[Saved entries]
══════════════════════════════
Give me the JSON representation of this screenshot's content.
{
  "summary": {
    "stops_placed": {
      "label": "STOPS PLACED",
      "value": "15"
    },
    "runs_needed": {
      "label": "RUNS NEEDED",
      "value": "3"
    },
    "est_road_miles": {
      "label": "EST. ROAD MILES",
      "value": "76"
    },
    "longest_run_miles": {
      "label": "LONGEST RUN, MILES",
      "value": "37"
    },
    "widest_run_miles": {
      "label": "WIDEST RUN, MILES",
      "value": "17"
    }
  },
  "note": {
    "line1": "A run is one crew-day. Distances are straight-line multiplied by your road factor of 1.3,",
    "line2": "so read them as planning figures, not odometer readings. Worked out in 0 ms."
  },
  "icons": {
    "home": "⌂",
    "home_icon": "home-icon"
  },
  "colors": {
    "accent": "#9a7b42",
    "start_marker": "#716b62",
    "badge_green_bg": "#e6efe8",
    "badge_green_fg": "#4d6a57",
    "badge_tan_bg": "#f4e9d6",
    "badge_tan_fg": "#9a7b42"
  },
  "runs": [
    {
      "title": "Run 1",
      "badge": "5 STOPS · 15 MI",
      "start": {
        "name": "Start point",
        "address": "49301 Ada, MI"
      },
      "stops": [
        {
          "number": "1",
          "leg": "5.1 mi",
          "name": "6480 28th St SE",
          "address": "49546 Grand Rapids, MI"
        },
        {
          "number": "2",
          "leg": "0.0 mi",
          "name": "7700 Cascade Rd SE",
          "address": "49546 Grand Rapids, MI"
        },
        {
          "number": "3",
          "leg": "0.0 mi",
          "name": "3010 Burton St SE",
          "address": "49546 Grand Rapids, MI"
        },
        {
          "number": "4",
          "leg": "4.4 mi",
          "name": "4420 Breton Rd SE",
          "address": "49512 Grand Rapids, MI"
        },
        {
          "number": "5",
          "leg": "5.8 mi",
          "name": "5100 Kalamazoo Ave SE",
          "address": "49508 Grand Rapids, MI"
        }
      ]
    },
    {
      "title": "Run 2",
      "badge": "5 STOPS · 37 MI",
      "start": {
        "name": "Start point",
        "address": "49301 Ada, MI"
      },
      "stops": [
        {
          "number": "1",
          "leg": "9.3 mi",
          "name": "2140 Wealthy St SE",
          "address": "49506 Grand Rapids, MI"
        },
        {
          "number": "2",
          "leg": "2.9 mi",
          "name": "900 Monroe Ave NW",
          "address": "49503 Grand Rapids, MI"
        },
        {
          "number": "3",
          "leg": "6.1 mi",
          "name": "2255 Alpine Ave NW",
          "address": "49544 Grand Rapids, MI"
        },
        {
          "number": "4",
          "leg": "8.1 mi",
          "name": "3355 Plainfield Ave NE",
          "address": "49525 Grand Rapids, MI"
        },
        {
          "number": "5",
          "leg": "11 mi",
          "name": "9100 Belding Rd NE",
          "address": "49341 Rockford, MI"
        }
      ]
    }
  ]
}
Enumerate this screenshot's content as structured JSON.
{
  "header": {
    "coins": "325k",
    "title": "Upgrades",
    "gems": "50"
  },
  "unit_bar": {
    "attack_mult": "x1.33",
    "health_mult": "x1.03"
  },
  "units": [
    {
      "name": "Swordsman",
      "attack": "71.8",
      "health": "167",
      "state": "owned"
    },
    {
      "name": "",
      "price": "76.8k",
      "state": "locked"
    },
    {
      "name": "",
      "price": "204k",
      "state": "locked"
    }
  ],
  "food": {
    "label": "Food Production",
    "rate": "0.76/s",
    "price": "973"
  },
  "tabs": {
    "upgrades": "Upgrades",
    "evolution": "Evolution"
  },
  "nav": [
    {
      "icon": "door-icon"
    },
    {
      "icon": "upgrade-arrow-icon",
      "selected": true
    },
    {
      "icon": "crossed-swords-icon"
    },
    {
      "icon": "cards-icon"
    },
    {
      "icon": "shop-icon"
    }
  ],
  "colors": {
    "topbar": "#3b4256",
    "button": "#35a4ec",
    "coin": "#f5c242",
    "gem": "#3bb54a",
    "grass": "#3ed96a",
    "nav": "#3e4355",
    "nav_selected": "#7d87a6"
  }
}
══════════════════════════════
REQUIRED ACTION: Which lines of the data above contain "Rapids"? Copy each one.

TASK ANSWER:
          "address": "49546 Grand Rapids, MI"
          "address": "49546 Grand Rapids, MI"
          "address": "49546 Grand Rapids, MI"
          "address": "49512 Grand Rapids, MI"
          "address": "49508 Grand Rapids, MI"
          "address": "49506 Grand Rapids, MI"
          "address": "49503 Grand Rapids, MI"
          "address": "49544 Grand Rapids, MI"
          "address": "49525 Grand Rapids, MI"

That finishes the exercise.